■ **Component data from apps and pages**
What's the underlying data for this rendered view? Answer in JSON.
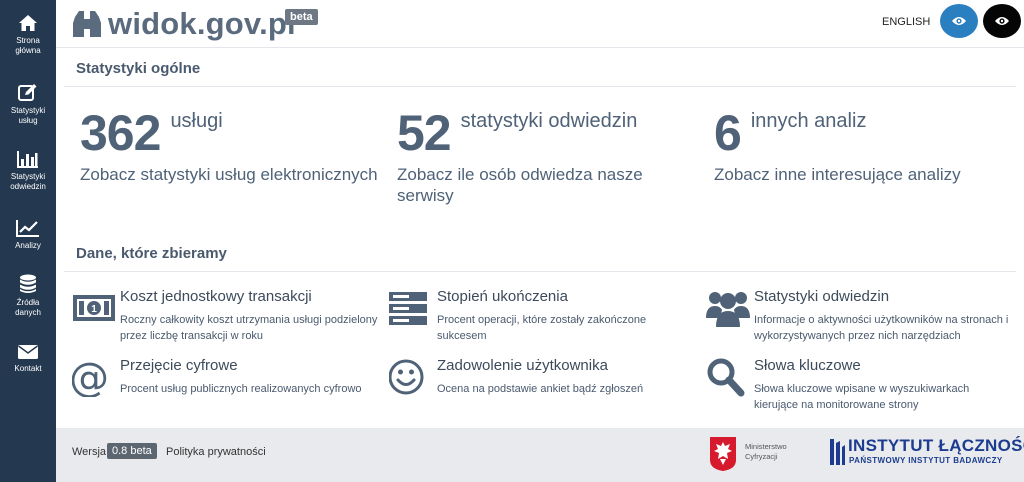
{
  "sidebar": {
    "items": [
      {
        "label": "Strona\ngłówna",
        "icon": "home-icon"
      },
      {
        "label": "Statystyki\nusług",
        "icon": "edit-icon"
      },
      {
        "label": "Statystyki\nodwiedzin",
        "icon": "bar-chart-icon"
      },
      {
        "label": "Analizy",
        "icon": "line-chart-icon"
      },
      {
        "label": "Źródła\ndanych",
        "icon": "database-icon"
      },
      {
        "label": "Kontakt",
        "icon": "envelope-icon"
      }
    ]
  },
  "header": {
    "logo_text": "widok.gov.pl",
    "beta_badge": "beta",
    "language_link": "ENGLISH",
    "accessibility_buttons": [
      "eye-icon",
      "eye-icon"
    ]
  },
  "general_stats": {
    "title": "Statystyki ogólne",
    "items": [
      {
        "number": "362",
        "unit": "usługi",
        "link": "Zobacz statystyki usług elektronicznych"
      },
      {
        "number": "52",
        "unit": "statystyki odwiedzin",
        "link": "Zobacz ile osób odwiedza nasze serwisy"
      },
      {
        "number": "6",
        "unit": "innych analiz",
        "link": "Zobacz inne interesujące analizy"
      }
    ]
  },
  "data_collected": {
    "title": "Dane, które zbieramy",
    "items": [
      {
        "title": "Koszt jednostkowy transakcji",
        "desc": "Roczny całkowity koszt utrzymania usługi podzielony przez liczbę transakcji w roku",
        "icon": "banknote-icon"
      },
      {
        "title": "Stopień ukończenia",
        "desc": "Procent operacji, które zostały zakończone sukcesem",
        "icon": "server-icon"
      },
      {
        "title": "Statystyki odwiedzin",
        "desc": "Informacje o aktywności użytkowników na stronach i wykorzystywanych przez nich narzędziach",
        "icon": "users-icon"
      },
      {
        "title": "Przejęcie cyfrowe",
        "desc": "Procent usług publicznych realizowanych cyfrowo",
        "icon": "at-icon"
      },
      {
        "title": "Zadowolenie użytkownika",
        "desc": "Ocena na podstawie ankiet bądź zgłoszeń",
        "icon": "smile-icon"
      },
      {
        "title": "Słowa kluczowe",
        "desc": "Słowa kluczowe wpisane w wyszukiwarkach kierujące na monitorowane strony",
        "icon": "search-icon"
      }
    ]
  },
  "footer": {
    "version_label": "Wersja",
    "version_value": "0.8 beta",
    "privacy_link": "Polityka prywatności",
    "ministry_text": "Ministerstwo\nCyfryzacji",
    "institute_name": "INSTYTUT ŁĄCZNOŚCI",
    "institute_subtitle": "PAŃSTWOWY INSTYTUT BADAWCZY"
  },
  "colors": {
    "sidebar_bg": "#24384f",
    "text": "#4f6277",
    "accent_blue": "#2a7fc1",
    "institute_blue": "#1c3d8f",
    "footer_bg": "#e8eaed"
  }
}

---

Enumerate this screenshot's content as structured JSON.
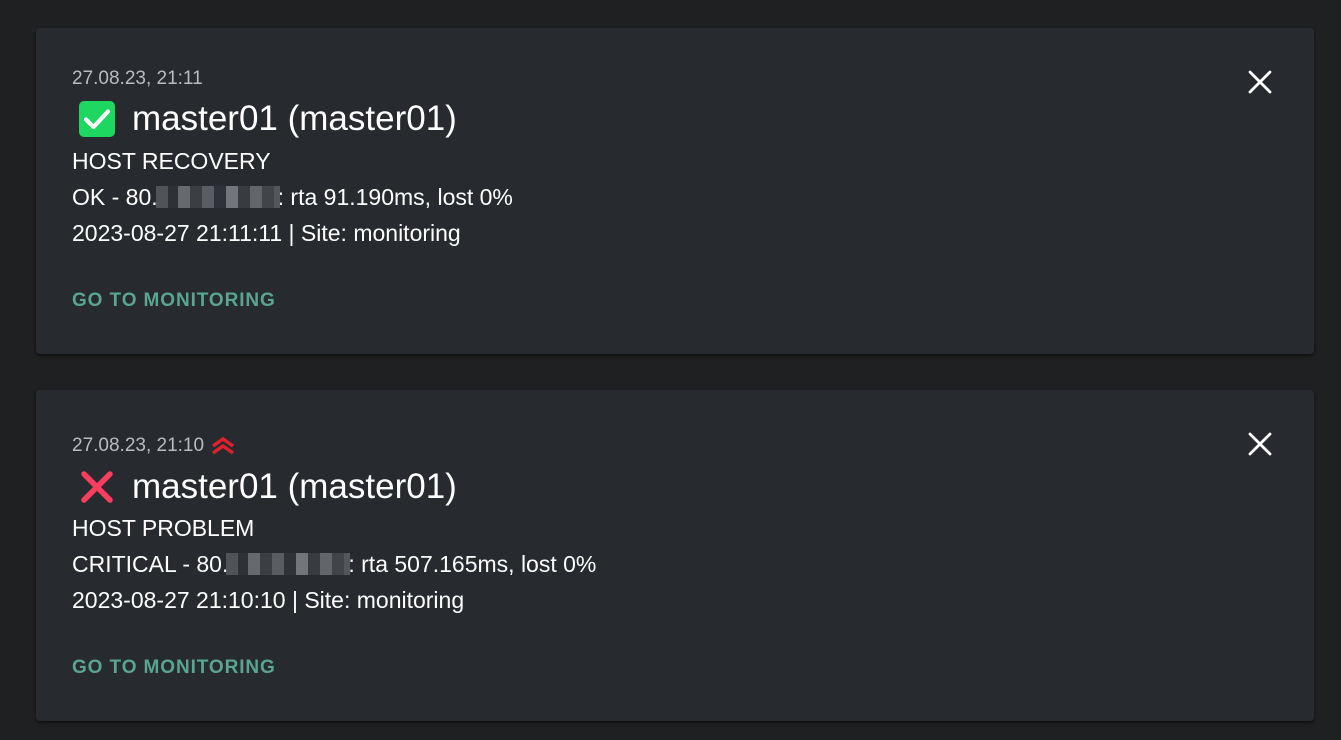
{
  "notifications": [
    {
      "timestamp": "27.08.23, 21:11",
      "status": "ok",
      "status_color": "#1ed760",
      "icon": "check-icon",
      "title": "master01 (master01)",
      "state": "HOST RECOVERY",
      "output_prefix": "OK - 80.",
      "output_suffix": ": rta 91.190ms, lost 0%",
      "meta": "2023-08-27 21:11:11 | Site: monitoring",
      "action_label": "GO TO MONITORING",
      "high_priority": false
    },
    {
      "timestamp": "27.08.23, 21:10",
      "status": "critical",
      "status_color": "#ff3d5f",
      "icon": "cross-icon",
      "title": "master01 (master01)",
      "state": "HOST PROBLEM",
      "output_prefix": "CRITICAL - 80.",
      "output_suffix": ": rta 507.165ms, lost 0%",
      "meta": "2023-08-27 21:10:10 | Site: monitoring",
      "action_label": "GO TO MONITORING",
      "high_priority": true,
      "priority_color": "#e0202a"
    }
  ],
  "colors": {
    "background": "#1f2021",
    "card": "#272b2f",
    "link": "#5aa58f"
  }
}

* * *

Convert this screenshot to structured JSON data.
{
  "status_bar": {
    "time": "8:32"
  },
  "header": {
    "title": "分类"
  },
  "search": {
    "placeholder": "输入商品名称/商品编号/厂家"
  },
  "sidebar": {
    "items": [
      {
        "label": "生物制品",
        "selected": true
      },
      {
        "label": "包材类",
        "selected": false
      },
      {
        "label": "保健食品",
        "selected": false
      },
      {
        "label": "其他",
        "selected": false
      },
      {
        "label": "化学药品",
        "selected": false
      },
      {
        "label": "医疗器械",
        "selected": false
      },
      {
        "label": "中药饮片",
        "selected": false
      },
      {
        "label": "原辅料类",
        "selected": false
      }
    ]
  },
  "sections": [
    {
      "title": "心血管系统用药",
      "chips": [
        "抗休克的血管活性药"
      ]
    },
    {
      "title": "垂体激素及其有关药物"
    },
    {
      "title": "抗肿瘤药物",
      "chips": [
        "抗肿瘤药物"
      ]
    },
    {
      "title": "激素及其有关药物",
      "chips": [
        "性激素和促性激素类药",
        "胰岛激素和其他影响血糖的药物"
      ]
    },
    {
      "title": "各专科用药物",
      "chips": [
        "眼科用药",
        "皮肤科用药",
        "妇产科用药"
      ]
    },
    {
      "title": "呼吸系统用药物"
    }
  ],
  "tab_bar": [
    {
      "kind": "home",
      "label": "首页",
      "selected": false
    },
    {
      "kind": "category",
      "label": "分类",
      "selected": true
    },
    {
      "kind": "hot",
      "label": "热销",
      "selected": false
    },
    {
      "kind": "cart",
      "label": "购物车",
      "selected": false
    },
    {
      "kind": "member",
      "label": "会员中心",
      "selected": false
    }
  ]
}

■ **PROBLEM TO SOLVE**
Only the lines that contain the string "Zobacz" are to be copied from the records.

■ **SOLVED PROBLEM**
        "link": "Zobacz statystyki usług elektronicznych"
        "link": "Zobacz ile osób odwiedza nasze serwisy"
        "link": "Zobacz inne interesujące analizy"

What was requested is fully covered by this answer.